Look through the data below. Pick out the lines holding the string "desk".

──────── INFORMATION PROVIDED ────────

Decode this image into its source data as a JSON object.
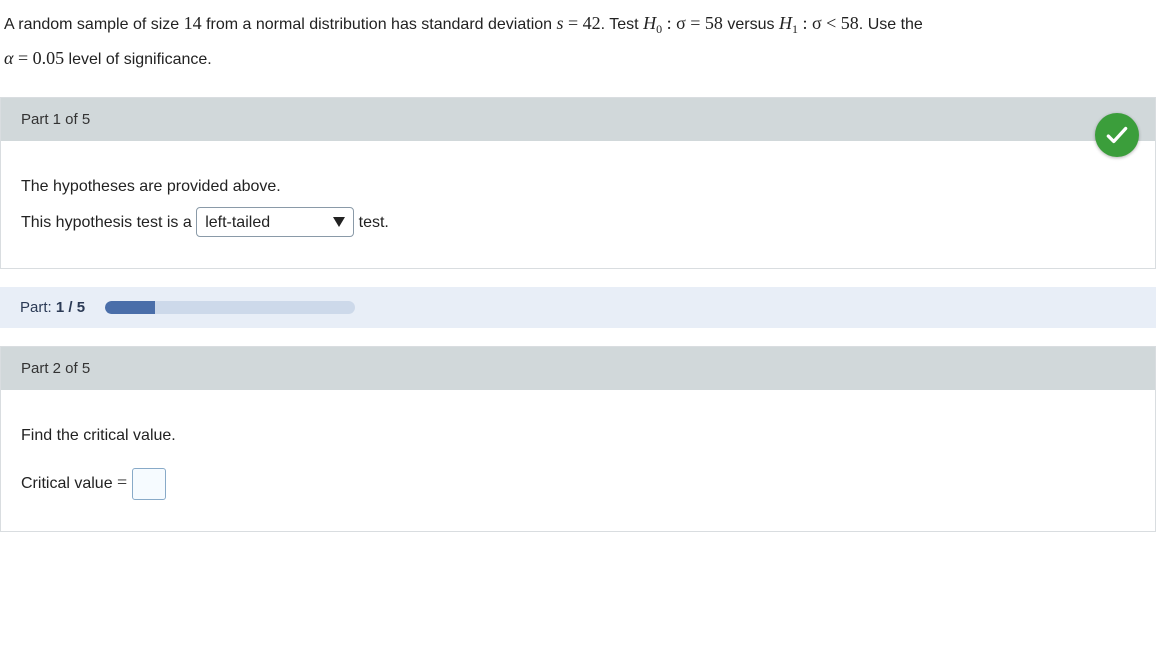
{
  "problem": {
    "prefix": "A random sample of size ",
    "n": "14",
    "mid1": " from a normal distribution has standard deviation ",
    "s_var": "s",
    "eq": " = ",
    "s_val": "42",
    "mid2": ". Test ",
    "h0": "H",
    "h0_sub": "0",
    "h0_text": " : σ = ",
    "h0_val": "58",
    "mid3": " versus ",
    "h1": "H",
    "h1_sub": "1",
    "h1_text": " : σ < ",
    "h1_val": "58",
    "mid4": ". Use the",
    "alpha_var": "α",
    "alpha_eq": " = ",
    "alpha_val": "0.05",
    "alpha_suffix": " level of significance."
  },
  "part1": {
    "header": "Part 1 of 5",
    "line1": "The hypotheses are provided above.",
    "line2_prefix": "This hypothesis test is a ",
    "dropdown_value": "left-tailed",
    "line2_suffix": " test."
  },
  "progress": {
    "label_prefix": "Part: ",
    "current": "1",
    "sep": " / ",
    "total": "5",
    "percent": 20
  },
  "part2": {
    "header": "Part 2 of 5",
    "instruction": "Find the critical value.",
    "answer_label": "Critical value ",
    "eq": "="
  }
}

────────
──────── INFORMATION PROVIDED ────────

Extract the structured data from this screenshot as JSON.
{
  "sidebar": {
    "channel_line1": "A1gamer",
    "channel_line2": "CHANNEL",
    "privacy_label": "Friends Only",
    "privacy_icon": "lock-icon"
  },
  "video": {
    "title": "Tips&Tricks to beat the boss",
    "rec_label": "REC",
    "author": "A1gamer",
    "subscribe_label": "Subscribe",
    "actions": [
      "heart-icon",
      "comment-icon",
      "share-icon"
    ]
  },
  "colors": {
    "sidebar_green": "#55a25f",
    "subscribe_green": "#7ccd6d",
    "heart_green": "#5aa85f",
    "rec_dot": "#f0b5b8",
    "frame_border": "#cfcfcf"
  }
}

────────
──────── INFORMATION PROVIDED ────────

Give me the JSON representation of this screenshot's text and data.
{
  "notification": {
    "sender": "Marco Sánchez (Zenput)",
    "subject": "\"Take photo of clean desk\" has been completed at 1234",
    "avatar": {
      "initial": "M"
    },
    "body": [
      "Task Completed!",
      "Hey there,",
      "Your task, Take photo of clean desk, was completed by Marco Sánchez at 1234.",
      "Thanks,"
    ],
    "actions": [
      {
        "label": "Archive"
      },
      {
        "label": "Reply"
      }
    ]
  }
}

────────

• **EXERCISE SOLUTION**
    "subject": "\"Take photo of clean desk\" has been completed at 1234",
      "Your task, Take photo of clean desk, was completed by Marco Sánchez at 1234.",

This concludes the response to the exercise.